Input data START

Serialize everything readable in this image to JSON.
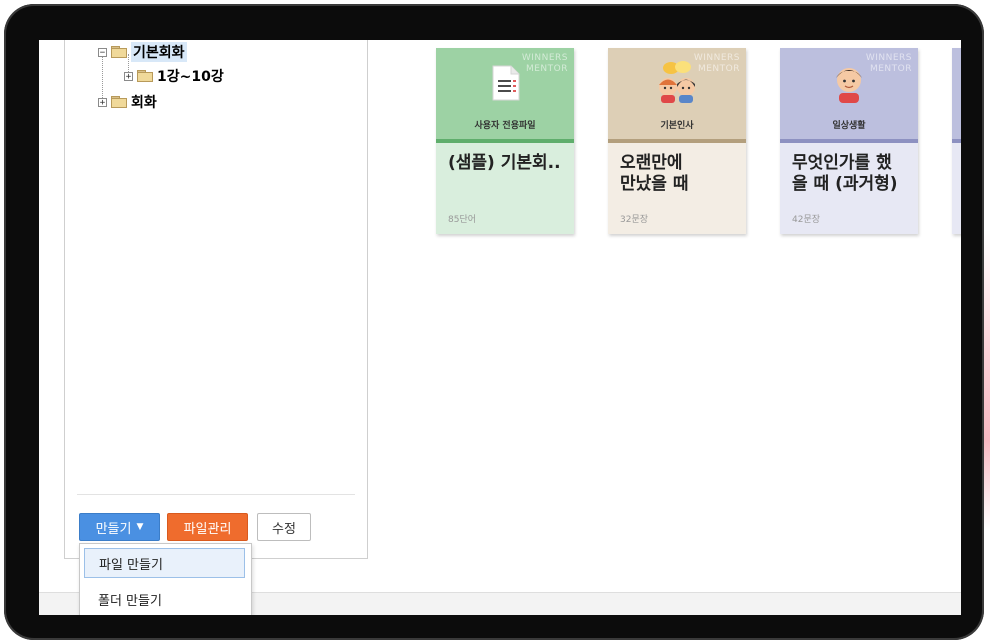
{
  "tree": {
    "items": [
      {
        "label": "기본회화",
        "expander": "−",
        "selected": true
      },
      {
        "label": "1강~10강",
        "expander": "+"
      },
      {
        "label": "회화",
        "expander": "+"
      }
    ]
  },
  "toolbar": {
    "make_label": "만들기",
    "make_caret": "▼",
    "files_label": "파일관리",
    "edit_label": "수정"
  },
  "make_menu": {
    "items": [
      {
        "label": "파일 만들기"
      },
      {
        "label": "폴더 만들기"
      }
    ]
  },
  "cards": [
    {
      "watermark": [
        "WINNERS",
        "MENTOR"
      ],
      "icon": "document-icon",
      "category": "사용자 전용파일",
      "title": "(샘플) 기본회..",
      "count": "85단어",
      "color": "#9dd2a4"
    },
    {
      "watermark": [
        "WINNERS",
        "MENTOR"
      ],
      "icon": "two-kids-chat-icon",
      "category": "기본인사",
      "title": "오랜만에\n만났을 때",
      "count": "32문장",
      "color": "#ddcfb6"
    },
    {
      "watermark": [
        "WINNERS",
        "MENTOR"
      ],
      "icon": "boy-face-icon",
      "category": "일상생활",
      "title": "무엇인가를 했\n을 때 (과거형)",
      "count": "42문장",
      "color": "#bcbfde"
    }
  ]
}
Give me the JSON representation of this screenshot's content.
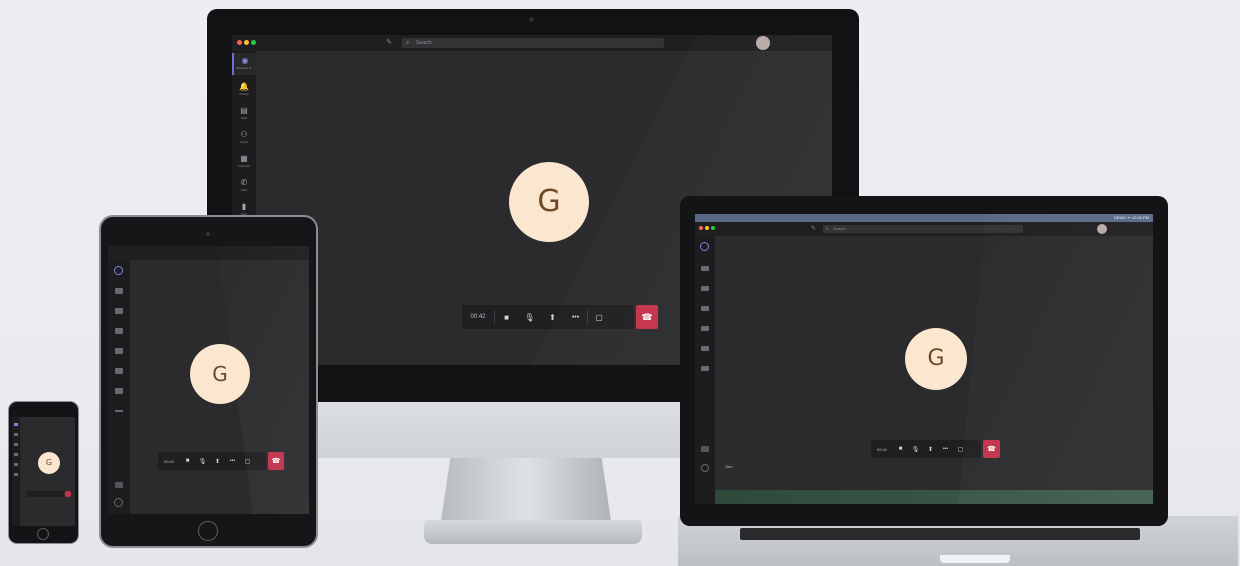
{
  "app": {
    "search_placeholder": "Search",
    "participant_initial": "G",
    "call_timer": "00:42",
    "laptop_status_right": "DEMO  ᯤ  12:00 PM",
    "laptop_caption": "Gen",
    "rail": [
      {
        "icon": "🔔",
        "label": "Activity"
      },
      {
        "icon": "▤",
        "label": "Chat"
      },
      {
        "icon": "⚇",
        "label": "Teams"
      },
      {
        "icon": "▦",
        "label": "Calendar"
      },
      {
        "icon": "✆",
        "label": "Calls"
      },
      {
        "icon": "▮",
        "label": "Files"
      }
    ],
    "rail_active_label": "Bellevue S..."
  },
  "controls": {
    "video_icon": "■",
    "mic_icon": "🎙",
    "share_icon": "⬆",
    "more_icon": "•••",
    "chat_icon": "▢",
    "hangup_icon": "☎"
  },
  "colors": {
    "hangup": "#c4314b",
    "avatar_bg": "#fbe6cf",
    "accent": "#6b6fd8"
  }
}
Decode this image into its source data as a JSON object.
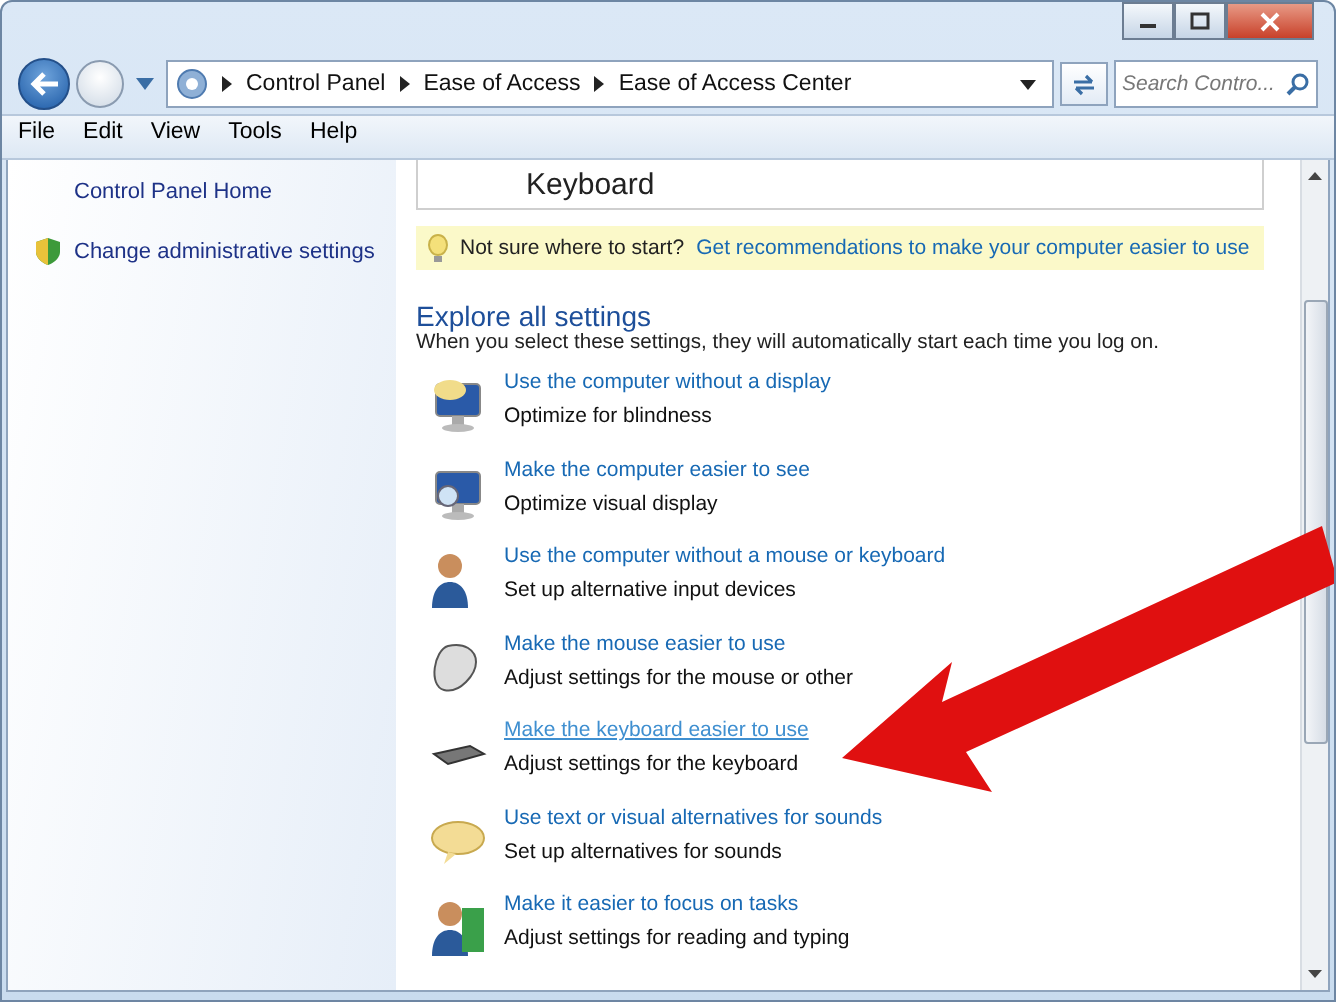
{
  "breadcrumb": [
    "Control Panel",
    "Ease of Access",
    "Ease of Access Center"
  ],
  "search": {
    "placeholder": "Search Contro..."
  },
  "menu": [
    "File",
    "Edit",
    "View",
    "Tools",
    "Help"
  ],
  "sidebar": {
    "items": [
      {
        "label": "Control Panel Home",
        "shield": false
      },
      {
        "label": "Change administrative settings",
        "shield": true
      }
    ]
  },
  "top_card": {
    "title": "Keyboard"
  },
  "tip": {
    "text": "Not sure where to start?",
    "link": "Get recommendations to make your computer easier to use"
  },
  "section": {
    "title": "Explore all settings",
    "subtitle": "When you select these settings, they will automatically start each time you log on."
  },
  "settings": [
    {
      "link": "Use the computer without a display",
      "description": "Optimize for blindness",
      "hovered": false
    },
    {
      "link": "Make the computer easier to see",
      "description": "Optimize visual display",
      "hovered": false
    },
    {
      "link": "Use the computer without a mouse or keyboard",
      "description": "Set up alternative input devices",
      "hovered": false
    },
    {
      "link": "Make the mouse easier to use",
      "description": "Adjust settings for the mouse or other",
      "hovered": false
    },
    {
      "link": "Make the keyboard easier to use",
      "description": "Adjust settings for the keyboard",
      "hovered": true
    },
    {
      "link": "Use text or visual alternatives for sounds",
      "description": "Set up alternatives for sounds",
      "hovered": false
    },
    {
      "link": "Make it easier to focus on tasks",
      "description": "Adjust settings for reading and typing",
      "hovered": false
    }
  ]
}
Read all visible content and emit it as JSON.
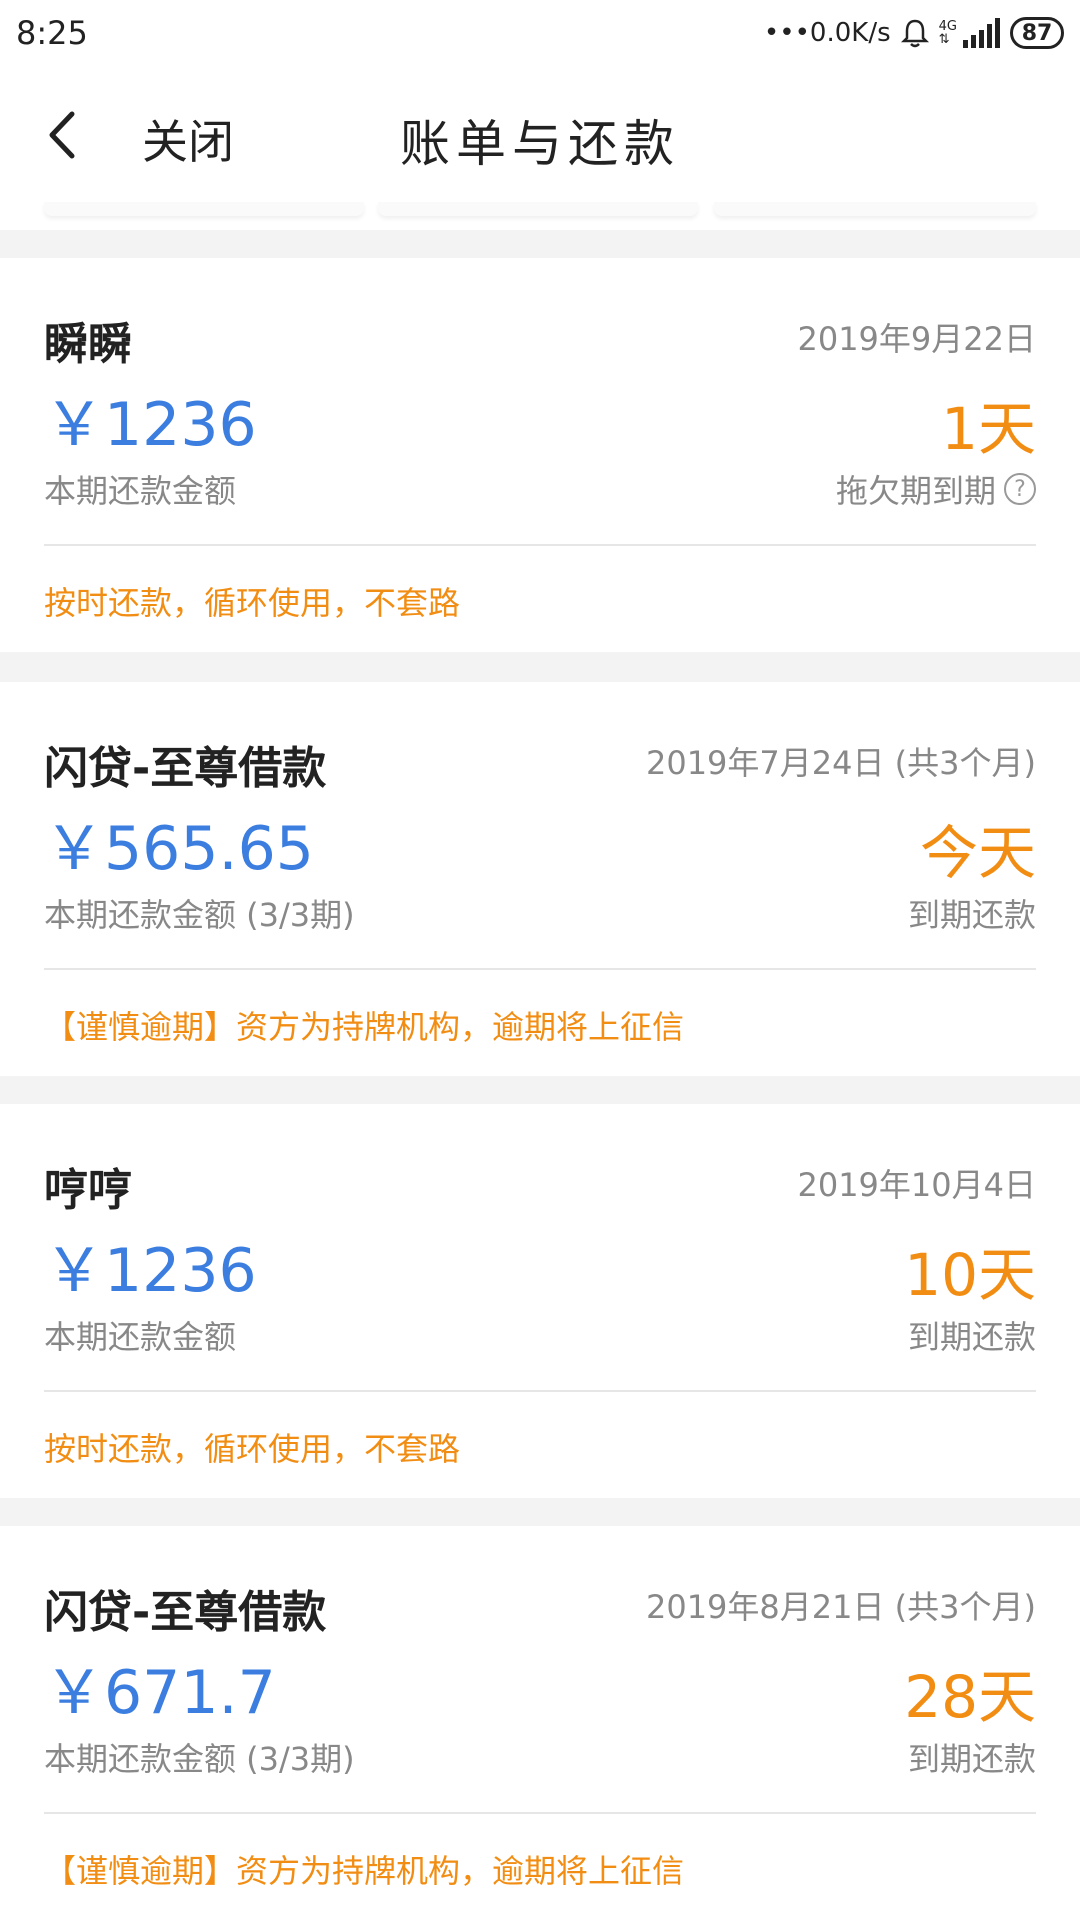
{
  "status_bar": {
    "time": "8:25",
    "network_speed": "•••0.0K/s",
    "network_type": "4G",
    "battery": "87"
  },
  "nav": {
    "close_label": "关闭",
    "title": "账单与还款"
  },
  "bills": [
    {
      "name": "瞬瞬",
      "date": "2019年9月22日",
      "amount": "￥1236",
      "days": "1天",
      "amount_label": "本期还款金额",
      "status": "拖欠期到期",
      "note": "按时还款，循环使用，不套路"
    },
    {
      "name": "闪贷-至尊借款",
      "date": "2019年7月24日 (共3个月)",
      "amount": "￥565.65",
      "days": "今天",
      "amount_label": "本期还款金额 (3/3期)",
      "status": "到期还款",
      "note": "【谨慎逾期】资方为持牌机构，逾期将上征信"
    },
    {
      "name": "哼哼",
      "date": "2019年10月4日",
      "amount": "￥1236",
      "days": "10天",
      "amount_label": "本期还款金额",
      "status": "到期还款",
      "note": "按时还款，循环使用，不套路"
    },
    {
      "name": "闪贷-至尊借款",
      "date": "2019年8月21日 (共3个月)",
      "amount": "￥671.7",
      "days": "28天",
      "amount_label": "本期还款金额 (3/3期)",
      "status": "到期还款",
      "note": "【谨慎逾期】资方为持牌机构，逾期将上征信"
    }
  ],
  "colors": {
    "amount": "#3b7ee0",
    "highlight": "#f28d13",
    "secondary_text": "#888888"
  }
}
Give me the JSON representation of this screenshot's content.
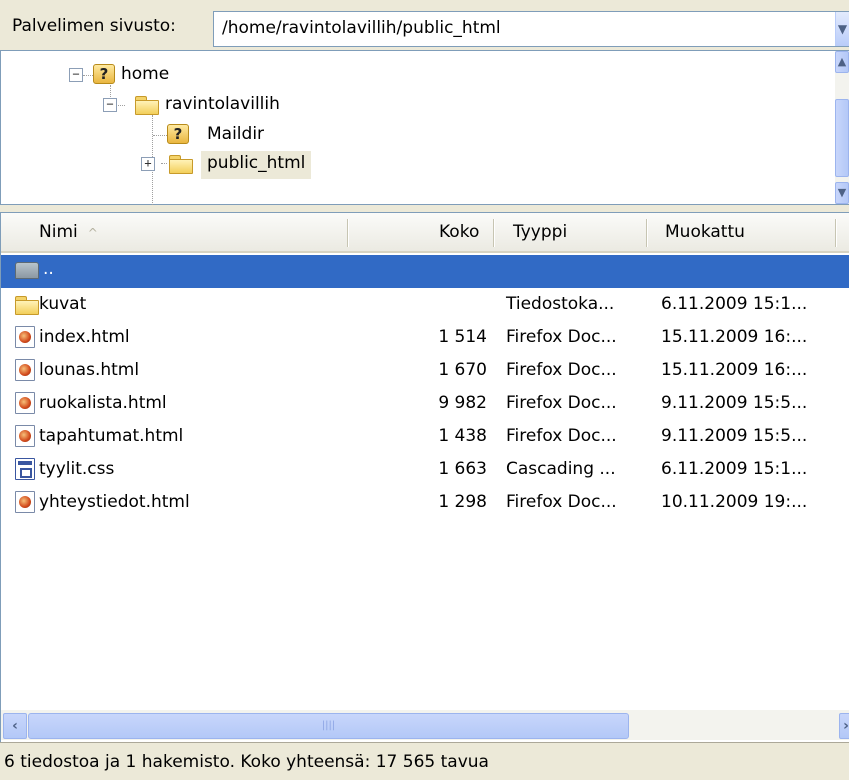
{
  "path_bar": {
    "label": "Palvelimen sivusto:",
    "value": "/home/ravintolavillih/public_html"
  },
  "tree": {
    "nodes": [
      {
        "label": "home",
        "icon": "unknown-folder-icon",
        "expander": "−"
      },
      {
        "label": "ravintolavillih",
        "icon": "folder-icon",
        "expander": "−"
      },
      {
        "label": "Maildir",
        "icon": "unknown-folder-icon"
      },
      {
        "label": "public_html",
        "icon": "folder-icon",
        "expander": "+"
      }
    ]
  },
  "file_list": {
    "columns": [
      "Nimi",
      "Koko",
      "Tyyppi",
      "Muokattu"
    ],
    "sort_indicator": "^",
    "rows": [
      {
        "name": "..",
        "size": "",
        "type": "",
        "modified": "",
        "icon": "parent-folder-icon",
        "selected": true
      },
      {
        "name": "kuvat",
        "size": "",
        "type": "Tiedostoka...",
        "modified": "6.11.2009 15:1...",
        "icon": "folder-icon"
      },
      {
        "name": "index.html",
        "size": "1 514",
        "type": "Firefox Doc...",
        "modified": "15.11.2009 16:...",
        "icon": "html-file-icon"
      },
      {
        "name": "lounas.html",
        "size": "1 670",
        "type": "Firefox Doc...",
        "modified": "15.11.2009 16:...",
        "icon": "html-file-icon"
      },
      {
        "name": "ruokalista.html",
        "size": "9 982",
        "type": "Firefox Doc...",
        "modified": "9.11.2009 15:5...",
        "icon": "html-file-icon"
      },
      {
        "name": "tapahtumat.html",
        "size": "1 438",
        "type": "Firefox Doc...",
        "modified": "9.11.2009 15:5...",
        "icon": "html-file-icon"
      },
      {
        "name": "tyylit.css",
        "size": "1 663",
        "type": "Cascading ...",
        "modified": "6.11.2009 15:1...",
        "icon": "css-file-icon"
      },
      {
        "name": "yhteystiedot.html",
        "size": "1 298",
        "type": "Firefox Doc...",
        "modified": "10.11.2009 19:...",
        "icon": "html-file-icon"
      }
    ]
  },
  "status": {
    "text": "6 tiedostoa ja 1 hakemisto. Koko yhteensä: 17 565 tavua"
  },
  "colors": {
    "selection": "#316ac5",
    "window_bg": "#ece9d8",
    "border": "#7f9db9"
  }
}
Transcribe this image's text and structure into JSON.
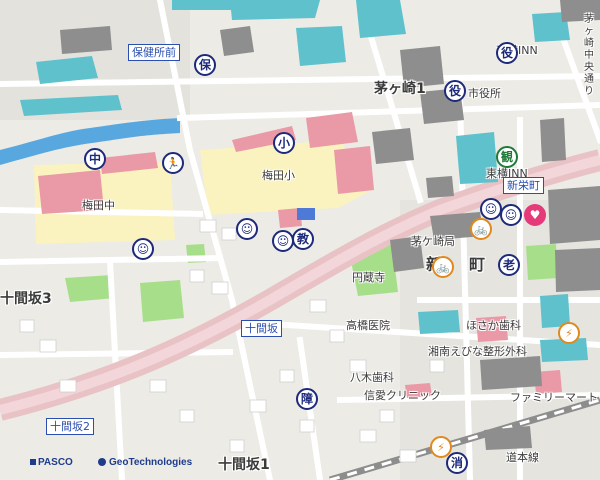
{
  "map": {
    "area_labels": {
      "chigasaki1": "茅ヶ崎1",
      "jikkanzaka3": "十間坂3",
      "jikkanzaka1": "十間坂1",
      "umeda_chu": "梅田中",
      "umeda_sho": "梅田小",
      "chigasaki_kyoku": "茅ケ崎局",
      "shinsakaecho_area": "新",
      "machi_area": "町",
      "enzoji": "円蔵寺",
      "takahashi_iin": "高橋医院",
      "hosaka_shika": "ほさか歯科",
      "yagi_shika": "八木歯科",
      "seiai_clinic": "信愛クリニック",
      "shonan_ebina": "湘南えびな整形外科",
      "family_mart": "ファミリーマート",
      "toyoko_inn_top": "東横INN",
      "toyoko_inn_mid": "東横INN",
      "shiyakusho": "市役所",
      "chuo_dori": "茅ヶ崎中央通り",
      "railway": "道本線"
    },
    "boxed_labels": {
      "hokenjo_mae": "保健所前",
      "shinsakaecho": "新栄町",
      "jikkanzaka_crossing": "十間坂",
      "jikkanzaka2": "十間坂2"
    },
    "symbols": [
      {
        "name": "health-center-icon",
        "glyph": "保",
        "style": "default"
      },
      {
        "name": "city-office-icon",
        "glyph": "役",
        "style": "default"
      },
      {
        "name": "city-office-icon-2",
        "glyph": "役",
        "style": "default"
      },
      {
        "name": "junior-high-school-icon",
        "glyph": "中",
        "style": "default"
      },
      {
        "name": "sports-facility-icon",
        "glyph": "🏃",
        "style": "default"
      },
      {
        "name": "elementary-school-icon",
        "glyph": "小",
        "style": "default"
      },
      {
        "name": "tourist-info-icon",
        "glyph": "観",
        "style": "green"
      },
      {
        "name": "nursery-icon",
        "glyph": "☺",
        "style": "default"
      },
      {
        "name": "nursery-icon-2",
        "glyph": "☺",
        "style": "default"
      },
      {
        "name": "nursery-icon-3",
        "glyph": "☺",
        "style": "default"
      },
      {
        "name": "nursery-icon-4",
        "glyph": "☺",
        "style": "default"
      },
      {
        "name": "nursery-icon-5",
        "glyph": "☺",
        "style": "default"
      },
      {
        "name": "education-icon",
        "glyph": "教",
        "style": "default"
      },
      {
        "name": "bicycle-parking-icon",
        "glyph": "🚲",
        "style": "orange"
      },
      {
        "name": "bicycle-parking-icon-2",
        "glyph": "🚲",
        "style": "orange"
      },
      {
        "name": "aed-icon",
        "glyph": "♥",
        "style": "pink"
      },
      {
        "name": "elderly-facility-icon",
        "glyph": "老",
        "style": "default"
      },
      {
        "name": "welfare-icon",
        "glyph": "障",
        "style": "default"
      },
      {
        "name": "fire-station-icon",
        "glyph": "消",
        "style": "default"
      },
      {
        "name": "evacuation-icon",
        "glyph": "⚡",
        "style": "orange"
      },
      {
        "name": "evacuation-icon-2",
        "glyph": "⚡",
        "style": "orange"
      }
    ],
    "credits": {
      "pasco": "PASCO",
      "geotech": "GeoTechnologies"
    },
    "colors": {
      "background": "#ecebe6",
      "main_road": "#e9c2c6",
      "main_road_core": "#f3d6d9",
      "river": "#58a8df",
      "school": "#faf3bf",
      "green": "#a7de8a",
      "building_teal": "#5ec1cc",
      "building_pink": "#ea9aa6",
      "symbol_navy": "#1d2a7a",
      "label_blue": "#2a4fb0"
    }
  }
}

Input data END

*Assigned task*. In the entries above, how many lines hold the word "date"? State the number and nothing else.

*Task output*. 4